The long and short of all of this is that Numenera Discovery isn’t hugely different from the original Numenera book, just updated based on play experience. This is good and bad for a few different reasons. Tl;dr – This book is great if you want updates. If you aren’t really interested, you can skip with few issues.
Let’s start with the bad. Many people might understandably be disappointed when they crack open Discovery and find whole sections copied from their original Numenera books with some editorial edits. They might be expecting big overhauls and brand new stuff! This is meant to replace the old core book, though, so it makes sense that a lot of it isn’t rewritten.
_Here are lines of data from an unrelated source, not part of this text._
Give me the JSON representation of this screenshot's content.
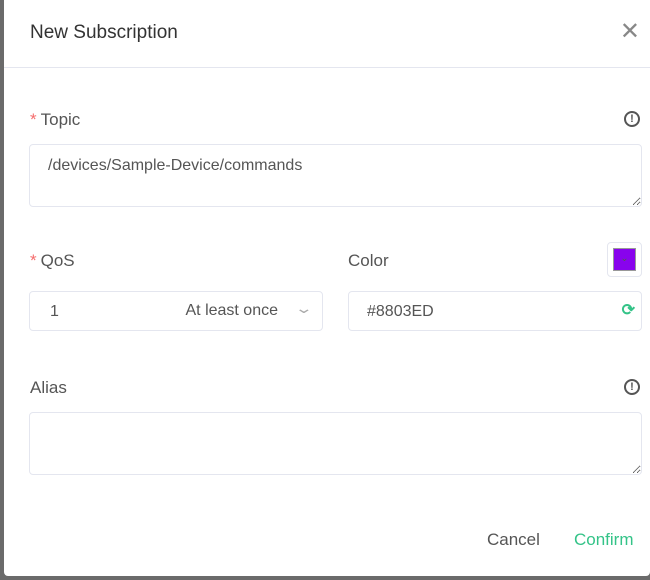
{
  "dialog": {
    "title": "New Subscription"
  },
  "topic": {
    "label": "Topic",
    "value": "/devices/Sample-Device/commands"
  },
  "qos": {
    "label": "QoS",
    "value": "1",
    "description": "At least once"
  },
  "color": {
    "label": "Color",
    "value": "#8803ED",
    "swatch": "#8803ED",
    "accent": "#34c388"
  },
  "alias": {
    "label": "Alias",
    "value": ""
  },
  "buttons": {
    "cancel": "Cancel",
    "confirm": "Confirm"
  }
}
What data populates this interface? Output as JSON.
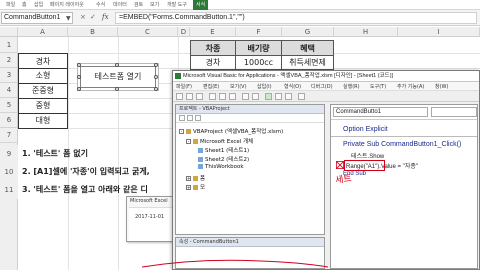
{
  "ribbon": {
    "tabs": [
      "파일",
      "홈",
      "삽입",
      "페이지 레이아웃",
      "수식",
      "데이터",
      "검토",
      "보기",
      "개발 도구",
      "서식"
    ],
    "active_tab": "서식",
    "accent": "#2b7a38"
  },
  "formula_bar": {
    "name_box": "CommandButton1",
    "cancel": "×",
    "enter": "✓",
    "fx": "fx",
    "formula": "=EMBED(\"Forms.CommandButton.1\",\"\")"
  },
  "columns": [
    "A",
    "B",
    "C",
    "D",
    "E",
    "F",
    "G",
    "H",
    "I"
  ],
  "rows": [
    "1",
    "2",
    "3",
    "4",
    "5",
    "6",
    "7",
    "8",
    "9",
    "10",
    "11",
    "12",
    "13",
    "14",
    "15"
  ],
  "sheet": {
    "col_a": [
      "경차",
      "소형",
      "준중형",
      "중형",
      "대형"
    ],
    "button_label": "테스트폼 열기",
    "table": {
      "headers": [
        "차종",
        "배기량",
        "혜택"
      ],
      "row": [
        "경차",
        "1000cc",
        "취득세면제"
      ]
    },
    "instructions": {
      "line1": "1. '테스트' 폼 없기",
      "line2": "2. [A1]셀에 '자종'이 입력되고 굵게,",
      "line3": "3. '테스트' 폼을 열고 아래와 같은 디"
    },
    "instr_row_nums": [
      "9",
      "10",
      "11"
    ]
  },
  "msgbox": {
    "title": "Microsoft Excel",
    "body": "2017-11-01",
    "close": "×"
  },
  "vbe": {
    "title": "Microsoft Visual Basic for Applications - 엑셀VBA_폼작업.xlsm [디자인] - [Sheet1 (코드)]",
    "menu": [
      "파일(F)",
      "편집(E)",
      "보기(V)",
      "삽입(I)",
      "형식(O)",
      "디버그(D)",
      "실행(R)",
      "도구(T)",
      "추가 기능(A)",
      "창(W)"
    ],
    "project_pane_title": "프로젝트 - VBAProject",
    "project_tree": {
      "root": "VBAProject (엑셀VBA_폼작업.xlsm)",
      "folder": "Microsoft Excel 개체",
      "sheet1": "Sheet1 (테스트1)",
      "sheet2": "Sheet2 (테스트2)",
      "workbook": "ThisWorkbook",
      "forms_folder": "폼",
      "module": "모"
    },
    "properties_title": "속성 - CommandButton1",
    "object_combo": "CommandButto1",
    "code": {
      "option": "Option Explicit",
      "sub": "Private Sub CommandButton1_Click()",
      "show": "테스트.Show",
      "range_highlight": "Range(\"A1\")",
      "value": ".Value = \"자종\"",
      "end_sub": "End Sub"
    },
    "annotation": "세트"
  }
}
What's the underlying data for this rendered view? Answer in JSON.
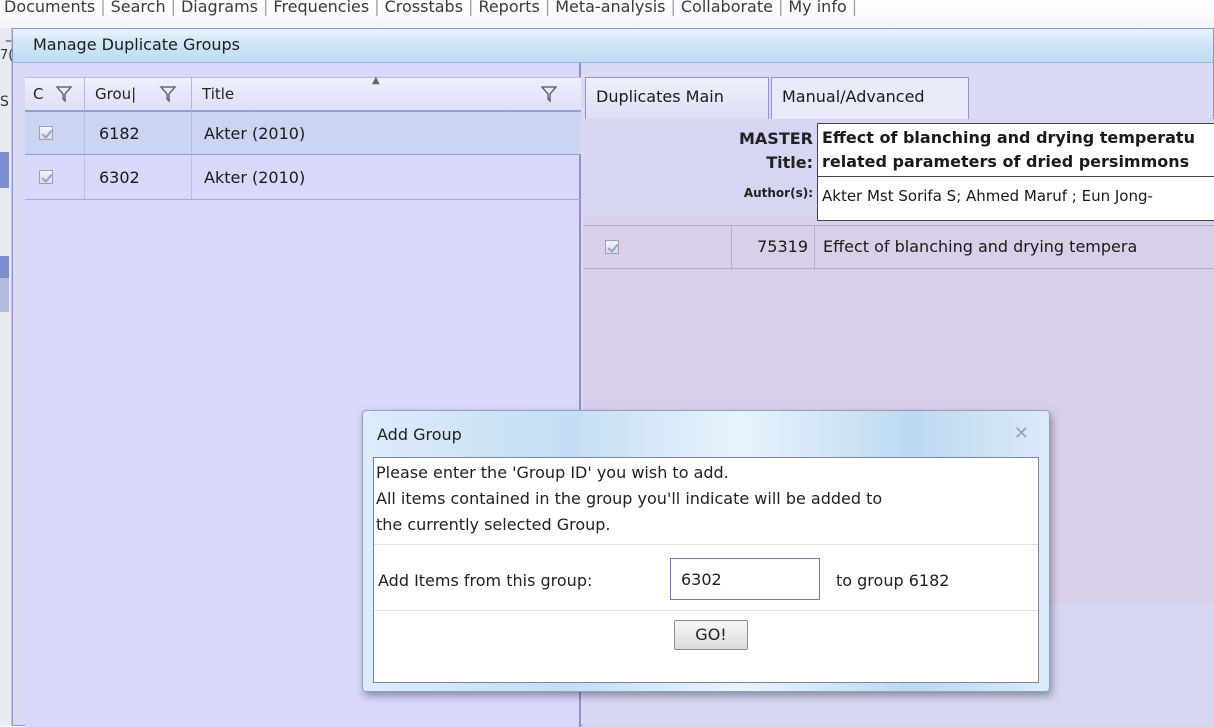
{
  "top_menu": {
    "items": [
      "Documents",
      "Search",
      "Diagrams",
      "Frequencies",
      "Crosstabs",
      "Reports",
      "Meta-analysis",
      "Collaborate",
      "My info"
    ]
  },
  "background": {
    "left_letter_1": "7(",
    "left_letter_2": "S"
  },
  "window": {
    "title": "Manage Duplicate Groups"
  },
  "groups_grid": {
    "columns": [
      "C",
      "Grou|",
      "Title"
    ],
    "rows": [
      {
        "group_id": "6182",
        "title": "Akter (2010)",
        "checked": true,
        "selected": true
      },
      {
        "group_id": "6302",
        "title": "Akter (2010)",
        "checked": true,
        "selected": false
      }
    ]
  },
  "tabs": [
    "Duplicates Main",
    "Manual/Advanced"
  ],
  "details": {
    "master_label": "MASTER Title:",
    "master_title": "Effect of blanching and drying temperatu related parameters of dried persimmons",
    "authors_label": "Author(s):",
    "authors_value": "Akter Mst Sorifa S; Ahmed Maruf ; Eun Jong-",
    "item_id": "75319",
    "item_title": "Effect of blanching and drying tempera"
  },
  "dialog": {
    "title": "Add Group",
    "message_line1": "Please enter the 'Group ID' you wish to add.",
    "message_line2": "All items contained in the group you'll indicate will be added to",
    "message_line3": "the currently selected Group.",
    "add_label": "Add Items from this group:",
    "input_value": "6302",
    "to_group_text": "to group 6182",
    "go_label": "GO!"
  }
}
The authors want you to be able to start using this the same way as you used the old book and they want you to be able to convert readily: just like there’s a fireball and a magic missile in D&D 5e that are mechanically really similar to earlier editions, there’s are abilities that look pretty familiar.
The good part is that the mechanics aren’t changed and that all the new stuff is in a new book. Some people may try to tell you that this is Numenera 2e. Don’t listen to them. This isn’t even Numenera 1.5e, if you’re old enough to remmember the frustration at the mid-Third-Edition D&D release. This is a set of core book errata that is significant enough to warrant a re-release. If you don’t want to get it, I’m confident that you could have two players with characters made from the original or the new version and, unless you know the system like a boss or your combing over their sheet, you probably won’t notice which is which.
The other good part is that, if you decide not to get Numenera Discovery, you can get Numenera Destiny and still be part of the future! Using Destiny with the original core book should work great since Discovery is set up just the same. You can even get Destiny now and then, when your interest or paycheck grows, pick up Discovery later. However, if you’re interested in the best version of core Numenera, this book is great, accessible, and has some useful and elegant updates.